Work instructions: Please print the data that follows, keeping every line exact.

Source material:
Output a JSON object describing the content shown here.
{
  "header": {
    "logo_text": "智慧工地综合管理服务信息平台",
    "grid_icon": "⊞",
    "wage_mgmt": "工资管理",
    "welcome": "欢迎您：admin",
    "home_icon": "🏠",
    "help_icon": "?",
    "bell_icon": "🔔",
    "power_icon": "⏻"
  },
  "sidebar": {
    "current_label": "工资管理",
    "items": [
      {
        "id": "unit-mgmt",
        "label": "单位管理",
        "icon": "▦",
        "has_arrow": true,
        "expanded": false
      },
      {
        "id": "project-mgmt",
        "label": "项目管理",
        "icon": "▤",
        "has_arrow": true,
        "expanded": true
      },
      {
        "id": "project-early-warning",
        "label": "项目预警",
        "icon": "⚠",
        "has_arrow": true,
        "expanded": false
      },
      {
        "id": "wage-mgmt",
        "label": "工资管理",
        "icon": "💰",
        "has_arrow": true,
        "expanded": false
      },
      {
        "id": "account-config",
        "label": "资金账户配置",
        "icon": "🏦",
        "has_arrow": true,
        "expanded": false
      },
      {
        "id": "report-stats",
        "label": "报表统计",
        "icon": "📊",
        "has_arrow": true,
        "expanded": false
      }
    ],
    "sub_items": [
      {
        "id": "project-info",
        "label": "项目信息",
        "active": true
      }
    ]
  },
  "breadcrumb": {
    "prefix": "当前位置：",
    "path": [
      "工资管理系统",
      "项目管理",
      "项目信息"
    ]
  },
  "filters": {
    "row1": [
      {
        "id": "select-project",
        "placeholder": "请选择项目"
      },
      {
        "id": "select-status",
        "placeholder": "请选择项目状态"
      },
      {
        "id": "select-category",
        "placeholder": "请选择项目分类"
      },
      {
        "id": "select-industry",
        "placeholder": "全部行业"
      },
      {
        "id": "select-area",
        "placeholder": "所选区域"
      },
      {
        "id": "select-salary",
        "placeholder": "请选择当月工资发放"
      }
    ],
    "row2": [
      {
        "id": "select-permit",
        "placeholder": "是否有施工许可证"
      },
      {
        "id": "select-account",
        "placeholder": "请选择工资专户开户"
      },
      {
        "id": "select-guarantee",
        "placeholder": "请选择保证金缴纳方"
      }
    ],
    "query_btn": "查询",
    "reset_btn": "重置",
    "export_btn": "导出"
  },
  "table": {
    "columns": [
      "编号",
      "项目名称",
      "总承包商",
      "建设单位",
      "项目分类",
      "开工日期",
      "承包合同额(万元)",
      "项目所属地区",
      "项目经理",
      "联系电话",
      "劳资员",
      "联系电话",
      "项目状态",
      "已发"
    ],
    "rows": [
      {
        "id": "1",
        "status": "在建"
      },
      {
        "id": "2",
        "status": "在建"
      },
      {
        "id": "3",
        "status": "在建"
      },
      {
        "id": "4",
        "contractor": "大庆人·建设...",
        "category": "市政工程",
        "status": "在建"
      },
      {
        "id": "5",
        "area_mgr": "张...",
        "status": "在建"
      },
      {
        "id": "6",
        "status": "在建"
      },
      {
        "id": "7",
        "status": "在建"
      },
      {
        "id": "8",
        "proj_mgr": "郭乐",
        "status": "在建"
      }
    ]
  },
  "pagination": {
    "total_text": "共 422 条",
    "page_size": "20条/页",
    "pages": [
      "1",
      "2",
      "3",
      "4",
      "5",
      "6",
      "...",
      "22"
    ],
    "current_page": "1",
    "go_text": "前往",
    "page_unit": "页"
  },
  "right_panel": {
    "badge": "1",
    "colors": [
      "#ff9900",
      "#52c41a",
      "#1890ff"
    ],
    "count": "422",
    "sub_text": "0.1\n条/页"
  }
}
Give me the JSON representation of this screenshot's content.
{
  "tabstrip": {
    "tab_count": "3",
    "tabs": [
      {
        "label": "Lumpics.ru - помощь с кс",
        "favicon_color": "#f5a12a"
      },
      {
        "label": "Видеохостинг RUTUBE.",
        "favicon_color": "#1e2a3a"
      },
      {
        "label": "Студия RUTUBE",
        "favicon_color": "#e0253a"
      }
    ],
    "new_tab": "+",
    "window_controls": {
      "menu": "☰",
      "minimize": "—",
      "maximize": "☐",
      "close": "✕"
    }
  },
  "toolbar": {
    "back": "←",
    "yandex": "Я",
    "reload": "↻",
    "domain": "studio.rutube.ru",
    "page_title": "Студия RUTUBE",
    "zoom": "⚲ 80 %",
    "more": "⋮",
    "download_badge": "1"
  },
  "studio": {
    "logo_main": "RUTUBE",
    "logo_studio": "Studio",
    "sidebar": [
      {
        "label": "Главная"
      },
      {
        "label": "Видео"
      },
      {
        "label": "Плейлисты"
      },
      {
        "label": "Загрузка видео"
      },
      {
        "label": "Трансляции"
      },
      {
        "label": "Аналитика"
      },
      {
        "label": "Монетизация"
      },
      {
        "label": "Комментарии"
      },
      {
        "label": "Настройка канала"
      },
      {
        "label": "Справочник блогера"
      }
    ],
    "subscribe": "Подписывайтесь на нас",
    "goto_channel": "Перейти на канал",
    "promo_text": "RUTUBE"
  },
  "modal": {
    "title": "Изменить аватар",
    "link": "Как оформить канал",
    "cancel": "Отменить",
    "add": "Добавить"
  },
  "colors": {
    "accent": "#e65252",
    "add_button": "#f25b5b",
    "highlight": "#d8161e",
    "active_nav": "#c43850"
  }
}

Task solution:
Output a JSON object describing the content shown here.
{
  "header": {
    "logo_text": "智慧工地综合管理服务信息平台",
    "grid_icon": "⊞",
    "wage_mgmt": "工资管理",
    "welcome": "欢迎您：admin",
    "home_icon": "🏠",
    "help_icon": "?",
    "bell_icon": "🔔",
    "power_icon": "⏻"
  },
  "sidebar": {
    "current_label": "工资管理",
    "items": [
      {
        "id": "unit-mgmt",
        "label": "单位管理",
        "icon": "▦",
        "has_arrow": true,
        "expanded": false
      },
      {
        "id": "project-mgmt",
        "label": "项目管理",
        "icon": "▤",
        "has_arrow": true,
        "expanded": true
      },
      {
        "id": "project-early-warning",
        "label": "项目预警",
        "icon": "⚠",
        "has_arrow": true,
        "expanded": false
      },
      {
        "id": "wage-mgmt",
        "label": "工资管理",
        "icon": "💰",
        "has_arrow": true,
        "expanded": false
      },
      {
        "id": "account-config",
        "label": "资金账户配置",
        "icon": "🏦",
        "has_arrow": true,
        "expanded": false
      },
      {
        "id": "report-stats",
        "label": "报表统计",
        "icon": "📊",
        "has_arrow": true,
        "expanded": false
      }
    ],
    "sub_items": [
      {
        "id": "project-info",
        "label": "项目信息",
        "active": true
      }
    ]
  },
  "breadcrumb": {
    "prefix": "当前位置：",
    "path": [
      "工资管理系统",
      "项目管理",
      "项目信息"
    ]
  },
  "filters": {
    "row1": [
      {
        "id": "select-project",
        "placeholder": "请选择项目"
      },
      {
        "id": "select-status",
        "placeholder": "请选择项目状态"
      },
      {
        "id": "select-category",
        "placeholder": "请选择项目分类"
      },
      {
        "id": "select-industry",
        "placeholder": "全部行业"
      },
      {
        "id": "select-area",
        "placeholder": "所选区域"
      },
      {
        "id": "select-salary",
        "placeholder": "请选择当月工资发放"
      }
    ],
    "row2": [
      {
        "id": "select-permit",
        "placeholder": "是否有施工许可证"
      },
      {
        "id": "select-account",
        "placeholder": "请选择工资专户开户"
      },
      {
        "id": "select-guarantee",
        "placeholder": "请选择保证金缴纳方"
      }
    ],
    "query_btn": "查询",
    "reset_btn": "重置",
    "export_btn": "导出"
  },
  "table": {
    "columns": [
      "编号",
      "项目名称",
      "总承包商",
      "建设单位",
      "项目分类",
      "开工日期",
      "承包合同额(万元)",
      "项目所属地区",
      "项目经理",
      "联系电话",
      "劳资员",
      "联系电话",
      "项目状态",
      "已发"
    ],
    "rows": [
      {
        "id": "1",
        "status": "在建"
      },
      {
        "id": "2",
        "status": "在建"
      },
      {
        "id": "3",
        "status": "在建"
      },
      {
        "id": "4",
        "contractor": "大庆人·建设...",
        "category": "市政工程",
        "status": "在建"
      },
      {
        "id": "5",
        "area_mgr": "张...",
        "status": "在建"
      },
      {
        "id": "6",
        "status": "在建"
      },
      {
        "id": "7",
        "status": "在建"
      },
      {
        "id": "8",
        "proj_mgr": "郭乐",
        "status": "在建"
      }
    ]
  },
  "pagination": {
    "total_text": "共 422 条",
    "page_size": "20条/页",
    "pages": [
      "1",
      "2",
      "3",
      "4",
      "5",
      "6",
      "...",
      "22"
    ],
    "current_page": "1",
    "go_text": "前往",
    "page_unit": "页"
  },
  "right_panel": {
    "badge": "1",
    "colors": [
      "#ff9900",
      "#52c41a",
      "#1890ff"
    ],
    "count": "422",
    "sub_text": "0.1\n条/页"
  }
}
Give me the JSON representation of this screenshot's content.
{
  "tabstrip": {
    "tab_count": "3",
    "tabs": [
      {
        "label": "Lumpics.ru - помощь с кс",
        "favicon_color": "#f5a12a"
      },
      {
        "label": "Видеохостинг RUTUBE.",
        "favicon_color": "#1e2a3a"
      },
      {
        "label": "Студия RUTUBE",
        "favicon_color": "#e0253a"
      }
    ],
    "new_tab": "+",
    "window_controls": {
      "menu": "☰",
      "minimize": "—",
      "maximize": "☐",
      "close": "✕"
    }
  },
  "toolbar": {
    "back": "←",
    "yandex": "Я",
    "reload": "↻",
    "domain": "studio.rutube.ru",
    "page_title": "Студия RUTUBE",
    "zoom": "⚲ 80 %",
    "more": "⋮",
    "download_badge": "1"
  },
  "studio": {
    "logo_main": "RUTUBE",
    "logo_studio": "Studio",
    "sidebar": [
      {
        "label": "Главная"
      },
      {
        "label": "Видео"
      },
      {
        "label": "Плейлисты"
      },
      {
        "label": "Загрузка видео"
      },
      {
        "label": "Трансляции"
      },
      {
        "label": "Аналитика"
      },
      {
        "label": "Монетизация"
      },
      {
        "label": "Комментарии"
      },
      {
        "label": "Настройка канала"
      },
      {
        "label": "Справочник блогера"
      }
    ],
    "subscribe": "Подписывайтесь на нас",
    "goto_channel": "Перейти на канал",
    "promo_text": "RUTUBE"
  },
  "modal": {
    "title": "Изменить аватар",
    "link": "Как оформить канал",
    "cancel": "Отменить",
    "add": "Добавить"
  },
  "colors": {
    "accent": "#e65252",
    "add_button": "#f25b5b",
    "highlight": "#d8161e",
    "active_nav": "#c43850"
  }
}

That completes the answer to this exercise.